- _TASK PROMPT_: The answer must restate every entry exactly as it appears.

- _PROVIDED DATA_:
--------------------------------
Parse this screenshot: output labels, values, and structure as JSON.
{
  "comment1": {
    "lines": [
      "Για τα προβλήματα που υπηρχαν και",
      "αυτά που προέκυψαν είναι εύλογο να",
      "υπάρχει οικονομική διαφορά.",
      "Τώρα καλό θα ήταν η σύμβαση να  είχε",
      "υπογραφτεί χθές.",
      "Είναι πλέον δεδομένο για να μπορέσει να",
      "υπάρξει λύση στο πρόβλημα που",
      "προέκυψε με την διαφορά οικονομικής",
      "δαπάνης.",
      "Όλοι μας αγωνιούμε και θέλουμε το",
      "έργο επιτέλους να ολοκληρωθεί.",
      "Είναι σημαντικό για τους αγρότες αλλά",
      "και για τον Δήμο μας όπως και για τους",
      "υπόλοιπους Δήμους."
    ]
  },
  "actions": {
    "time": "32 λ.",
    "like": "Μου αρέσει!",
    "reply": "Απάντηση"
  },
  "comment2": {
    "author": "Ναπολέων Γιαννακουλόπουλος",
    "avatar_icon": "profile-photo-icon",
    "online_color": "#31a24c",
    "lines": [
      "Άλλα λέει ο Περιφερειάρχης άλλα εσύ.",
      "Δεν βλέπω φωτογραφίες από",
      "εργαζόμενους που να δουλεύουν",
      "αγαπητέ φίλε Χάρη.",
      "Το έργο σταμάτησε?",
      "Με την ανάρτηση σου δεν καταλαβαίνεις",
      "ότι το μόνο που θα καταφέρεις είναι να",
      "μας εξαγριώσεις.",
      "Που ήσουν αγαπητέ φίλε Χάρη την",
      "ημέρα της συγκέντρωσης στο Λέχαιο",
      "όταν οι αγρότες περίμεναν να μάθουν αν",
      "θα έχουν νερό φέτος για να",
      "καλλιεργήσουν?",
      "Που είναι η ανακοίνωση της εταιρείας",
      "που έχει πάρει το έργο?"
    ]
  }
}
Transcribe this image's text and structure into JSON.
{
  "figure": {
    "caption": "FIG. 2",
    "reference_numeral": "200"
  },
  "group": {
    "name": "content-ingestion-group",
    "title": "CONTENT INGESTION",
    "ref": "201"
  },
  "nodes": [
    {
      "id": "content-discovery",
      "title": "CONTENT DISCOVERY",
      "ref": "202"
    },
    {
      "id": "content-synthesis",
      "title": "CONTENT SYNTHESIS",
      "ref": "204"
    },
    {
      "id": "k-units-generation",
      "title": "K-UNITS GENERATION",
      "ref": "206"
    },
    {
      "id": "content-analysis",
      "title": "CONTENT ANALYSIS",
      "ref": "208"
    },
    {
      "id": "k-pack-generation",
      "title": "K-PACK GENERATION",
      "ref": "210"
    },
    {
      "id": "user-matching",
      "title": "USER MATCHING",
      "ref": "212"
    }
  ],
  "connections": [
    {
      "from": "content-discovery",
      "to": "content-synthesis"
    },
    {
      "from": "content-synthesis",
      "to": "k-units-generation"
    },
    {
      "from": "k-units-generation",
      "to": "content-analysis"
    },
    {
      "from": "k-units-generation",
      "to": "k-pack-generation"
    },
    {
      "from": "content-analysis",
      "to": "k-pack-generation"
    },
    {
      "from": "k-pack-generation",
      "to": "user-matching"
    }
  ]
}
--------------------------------
- _RESULT OF THIS TASK_:
Parse this screenshot: output labels, values, and structure as JSON.
{
  "comment1": {
    "lines": [
      "Για τα προβλήματα που υπηρχαν και",
      "αυτά που προέκυψαν είναι εύλογο να",
      "υπάρχει οικονομική διαφορά.",
      "Τώρα καλό θα ήταν η σύμβαση να  είχε",
      "υπογραφτεί χθές.",
      "Είναι πλέον δεδομένο για να μπορέσει να",
      "υπάρξει λύση στο πρόβλημα που",
      "προέκυψε με την διαφορά οικονομικής",
      "δαπάνης.",
      "Όλοι μας αγωνιούμε και θέλουμε το",
      "έργο επιτέλους να ολοκληρωθεί.",
      "Είναι σημαντικό για τους αγρότες αλλά",
      "και για τον Δήμο μας όπως και για τους",
      "υπόλοιπους Δήμους."
    ]
  },
  "actions": {
    "time": "32 λ.",
    "like": "Μου αρέσει!",
    "reply": "Απάντηση"
  },
  "comment2": {
    "author": "Ναπολέων Γιαννακουλόπουλος",
    "avatar_icon": "profile-photo-icon",
    "online_color": "#31a24c",
    "lines": [
      "Άλλα λέει ο Περιφερειάρχης άλλα εσύ.",
      "Δεν βλέπω φωτογραφίες από",
      "εργαζόμενους που να δουλεύουν",
      "αγαπητέ φίλε Χάρη.",
      "Το έργο σταμάτησε?",
      "Με την ανάρτηση σου δεν καταλαβαίνεις",
      "ότι το μόνο που θα καταφέρεις είναι να",
      "μας εξαγριώσεις.",
      "Που ήσουν αγαπητέ φίλε Χάρη την",
      "ημέρα της συγκέντρωσης στο Λέχαιο",
      "όταν οι αγρότες περίμεναν να μάθουν αν",
      "θα έχουν νερό φέτος για να",
      "καλλιεργήσουν?",
      "Που είναι η ανακοίνωση της εταιρείας",
      "που έχει πάρει το έργο?"
    ]
  }
}
Transcribe this image's text and structure into JSON.
{
  "figure": {
    "caption": "FIG. 2",
    "reference_numeral": "200"
  },
  "group": {
    "name": "content-ingestion-group",
    "title": "CONTENT INGESTION",
    "ref": "201"
  },
  "nodes": [
    {
      "id": "content-discovery",
      "title": "CONTENT DISCOVERY",
      "ref": "202"
    },
    {
      "id": "content-synthesis",
      "title": "CONTENT SYNTHESIS",
      "ref": "204"
    },
    {
      "id": "k-units-generation",
      "title": "K-UNITS GENERATION",
      "ref": "206"
    },
    {
      "id": "content-analysis",
      "title": "CONTENT ANALYSIS",
      "ref": "208"
    },
    {
      "id": "k-pack-generation",
      "title": "K-PACK GENERATION",
      "ref": "210"
    },
    {
      "id": "user-matching",
      "title": "USER MATCHING",
      "ref": "212"
    }
  ],
  "connections": [
    {
      "from": "content-discovery",
      "to": "content-synthesis"
    },
    {
      "from": "content-synthesis",
      "to": "k-units-generation"
    },
    {
      "from": "k-units-generation",
      "to": "content-analysis"
    },
    {
      "from": "k-units-generation",
      "to": "k-pack-generation"
    },
    {
      "from": "content-analysis",
      "to": "k-pack-generation"
    },
    {
      "from": "k-pack-generation",
      "to": "user-matching"
    }
  ]
}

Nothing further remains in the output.